[Element data from apps and pages]
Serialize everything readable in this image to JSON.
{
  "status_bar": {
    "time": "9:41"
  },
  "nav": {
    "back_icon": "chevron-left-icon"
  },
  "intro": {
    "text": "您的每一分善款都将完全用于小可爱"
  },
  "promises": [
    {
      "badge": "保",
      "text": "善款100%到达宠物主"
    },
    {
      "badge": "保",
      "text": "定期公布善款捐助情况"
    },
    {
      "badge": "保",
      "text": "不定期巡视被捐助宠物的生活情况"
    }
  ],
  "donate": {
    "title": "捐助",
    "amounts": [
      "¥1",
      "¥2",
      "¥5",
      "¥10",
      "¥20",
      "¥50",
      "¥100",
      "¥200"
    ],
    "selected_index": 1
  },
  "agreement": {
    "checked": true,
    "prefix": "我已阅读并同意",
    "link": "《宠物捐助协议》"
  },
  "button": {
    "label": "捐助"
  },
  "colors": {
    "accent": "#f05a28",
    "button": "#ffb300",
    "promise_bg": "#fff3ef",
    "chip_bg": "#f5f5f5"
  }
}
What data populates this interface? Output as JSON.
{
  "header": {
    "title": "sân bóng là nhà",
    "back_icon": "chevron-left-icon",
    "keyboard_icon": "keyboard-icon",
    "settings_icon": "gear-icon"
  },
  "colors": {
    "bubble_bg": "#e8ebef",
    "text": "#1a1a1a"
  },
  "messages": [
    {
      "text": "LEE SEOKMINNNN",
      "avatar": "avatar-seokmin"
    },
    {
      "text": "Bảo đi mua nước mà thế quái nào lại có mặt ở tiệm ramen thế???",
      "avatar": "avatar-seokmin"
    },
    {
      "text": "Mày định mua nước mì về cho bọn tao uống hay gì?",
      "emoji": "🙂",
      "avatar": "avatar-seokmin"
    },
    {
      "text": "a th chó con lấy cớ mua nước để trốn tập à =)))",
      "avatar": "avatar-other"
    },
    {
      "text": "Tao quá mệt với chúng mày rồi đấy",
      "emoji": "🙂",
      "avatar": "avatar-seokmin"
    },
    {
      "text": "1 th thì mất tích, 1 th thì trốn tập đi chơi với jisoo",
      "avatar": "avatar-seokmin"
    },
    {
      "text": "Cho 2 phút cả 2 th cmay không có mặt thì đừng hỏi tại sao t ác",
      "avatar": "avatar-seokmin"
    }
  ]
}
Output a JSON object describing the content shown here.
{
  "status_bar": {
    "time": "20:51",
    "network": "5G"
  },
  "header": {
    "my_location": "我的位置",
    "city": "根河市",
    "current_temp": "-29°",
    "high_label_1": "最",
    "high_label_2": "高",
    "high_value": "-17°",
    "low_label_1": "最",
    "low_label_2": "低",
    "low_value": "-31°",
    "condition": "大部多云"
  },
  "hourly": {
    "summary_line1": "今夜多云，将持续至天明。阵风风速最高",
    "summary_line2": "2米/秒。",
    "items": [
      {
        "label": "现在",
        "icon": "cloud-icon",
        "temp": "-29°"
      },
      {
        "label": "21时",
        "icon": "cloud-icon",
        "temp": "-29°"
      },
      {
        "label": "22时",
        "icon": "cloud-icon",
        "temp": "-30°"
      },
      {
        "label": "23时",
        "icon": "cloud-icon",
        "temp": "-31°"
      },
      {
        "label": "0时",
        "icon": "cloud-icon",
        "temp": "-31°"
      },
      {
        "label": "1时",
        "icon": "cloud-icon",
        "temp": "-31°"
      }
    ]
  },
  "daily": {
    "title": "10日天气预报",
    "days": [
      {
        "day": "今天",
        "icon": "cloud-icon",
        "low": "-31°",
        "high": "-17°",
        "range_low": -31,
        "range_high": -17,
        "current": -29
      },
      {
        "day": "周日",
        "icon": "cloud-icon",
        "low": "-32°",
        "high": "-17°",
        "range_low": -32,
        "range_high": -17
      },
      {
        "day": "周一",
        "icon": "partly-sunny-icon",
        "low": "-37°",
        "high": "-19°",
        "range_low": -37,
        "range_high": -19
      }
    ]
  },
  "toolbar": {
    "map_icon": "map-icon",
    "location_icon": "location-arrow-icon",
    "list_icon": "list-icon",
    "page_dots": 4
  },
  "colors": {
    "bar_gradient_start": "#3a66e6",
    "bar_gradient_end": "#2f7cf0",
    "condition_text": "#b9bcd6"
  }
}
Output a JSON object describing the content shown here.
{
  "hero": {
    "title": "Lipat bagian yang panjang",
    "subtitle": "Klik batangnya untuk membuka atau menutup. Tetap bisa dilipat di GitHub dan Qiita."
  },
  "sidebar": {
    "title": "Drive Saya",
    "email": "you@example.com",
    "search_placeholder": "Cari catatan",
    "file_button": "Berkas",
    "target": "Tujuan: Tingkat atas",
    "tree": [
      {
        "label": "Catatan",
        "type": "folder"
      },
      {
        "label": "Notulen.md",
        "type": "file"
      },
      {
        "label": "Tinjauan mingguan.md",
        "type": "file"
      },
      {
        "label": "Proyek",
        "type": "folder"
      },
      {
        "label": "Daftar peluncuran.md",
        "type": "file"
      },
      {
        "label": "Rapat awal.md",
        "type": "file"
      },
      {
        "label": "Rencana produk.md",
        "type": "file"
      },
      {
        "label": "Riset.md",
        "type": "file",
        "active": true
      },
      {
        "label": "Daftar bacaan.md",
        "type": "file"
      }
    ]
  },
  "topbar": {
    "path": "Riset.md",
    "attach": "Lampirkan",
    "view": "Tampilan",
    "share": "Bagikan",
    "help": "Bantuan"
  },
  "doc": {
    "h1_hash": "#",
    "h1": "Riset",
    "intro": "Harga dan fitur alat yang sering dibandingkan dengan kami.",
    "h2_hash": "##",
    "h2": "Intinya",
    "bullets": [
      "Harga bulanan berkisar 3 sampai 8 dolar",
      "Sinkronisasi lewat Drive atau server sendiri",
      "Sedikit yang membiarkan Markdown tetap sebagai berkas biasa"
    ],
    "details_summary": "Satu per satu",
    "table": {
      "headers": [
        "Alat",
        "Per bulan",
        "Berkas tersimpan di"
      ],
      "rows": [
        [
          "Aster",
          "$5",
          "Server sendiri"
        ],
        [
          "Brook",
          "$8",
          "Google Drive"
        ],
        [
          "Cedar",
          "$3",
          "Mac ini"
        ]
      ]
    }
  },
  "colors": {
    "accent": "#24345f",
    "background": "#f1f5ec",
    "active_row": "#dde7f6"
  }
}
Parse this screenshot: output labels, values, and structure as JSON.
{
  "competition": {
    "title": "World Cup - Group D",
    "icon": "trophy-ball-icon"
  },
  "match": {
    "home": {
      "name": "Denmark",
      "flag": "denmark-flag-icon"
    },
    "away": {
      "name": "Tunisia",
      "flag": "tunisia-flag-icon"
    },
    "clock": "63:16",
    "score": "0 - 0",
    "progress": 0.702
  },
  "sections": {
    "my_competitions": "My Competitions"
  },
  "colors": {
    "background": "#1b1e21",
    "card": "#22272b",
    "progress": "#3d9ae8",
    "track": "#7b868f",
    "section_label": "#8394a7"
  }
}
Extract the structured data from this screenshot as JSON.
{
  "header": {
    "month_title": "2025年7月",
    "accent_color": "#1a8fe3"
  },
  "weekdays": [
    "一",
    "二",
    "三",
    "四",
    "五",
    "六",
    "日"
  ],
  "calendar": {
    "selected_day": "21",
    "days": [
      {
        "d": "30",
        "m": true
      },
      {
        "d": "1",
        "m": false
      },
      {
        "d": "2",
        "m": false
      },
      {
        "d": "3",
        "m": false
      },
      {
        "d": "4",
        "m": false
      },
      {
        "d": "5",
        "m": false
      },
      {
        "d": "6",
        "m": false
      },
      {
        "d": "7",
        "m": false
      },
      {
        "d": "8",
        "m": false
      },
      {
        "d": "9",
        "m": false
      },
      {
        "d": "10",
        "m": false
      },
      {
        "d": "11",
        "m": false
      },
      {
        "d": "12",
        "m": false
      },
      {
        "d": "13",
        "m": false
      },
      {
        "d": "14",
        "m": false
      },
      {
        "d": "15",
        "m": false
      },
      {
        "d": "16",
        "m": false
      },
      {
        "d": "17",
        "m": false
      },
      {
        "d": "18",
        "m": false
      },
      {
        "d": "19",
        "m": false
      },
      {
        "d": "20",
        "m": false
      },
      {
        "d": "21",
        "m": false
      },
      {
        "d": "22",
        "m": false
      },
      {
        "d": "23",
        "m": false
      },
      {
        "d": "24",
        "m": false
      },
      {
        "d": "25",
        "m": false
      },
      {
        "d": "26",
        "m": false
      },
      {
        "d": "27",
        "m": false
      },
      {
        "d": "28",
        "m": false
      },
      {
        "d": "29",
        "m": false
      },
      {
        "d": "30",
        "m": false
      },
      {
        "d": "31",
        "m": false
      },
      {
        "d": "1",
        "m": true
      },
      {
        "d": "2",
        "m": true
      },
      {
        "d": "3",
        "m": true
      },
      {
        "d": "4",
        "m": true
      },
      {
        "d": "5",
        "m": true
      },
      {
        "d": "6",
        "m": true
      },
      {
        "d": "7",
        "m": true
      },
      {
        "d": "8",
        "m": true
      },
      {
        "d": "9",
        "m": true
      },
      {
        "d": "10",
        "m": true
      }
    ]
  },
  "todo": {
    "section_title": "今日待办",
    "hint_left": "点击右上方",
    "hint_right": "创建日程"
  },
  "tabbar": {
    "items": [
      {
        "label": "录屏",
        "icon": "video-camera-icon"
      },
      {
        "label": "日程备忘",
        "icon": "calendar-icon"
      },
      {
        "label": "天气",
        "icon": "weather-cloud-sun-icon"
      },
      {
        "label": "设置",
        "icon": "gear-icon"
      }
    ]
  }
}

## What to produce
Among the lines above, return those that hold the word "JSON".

## Answer to this exercise
Serialize everything readable in this image to JSON.
What data populates this interface? Output as JSON.
Output a JSON object describing the content shown here.
Output a JSON object describing the content shown here.
Parse this screenshot: output labels, values, and structure as JSON.
Extract the structured data from this screenshot as JSON.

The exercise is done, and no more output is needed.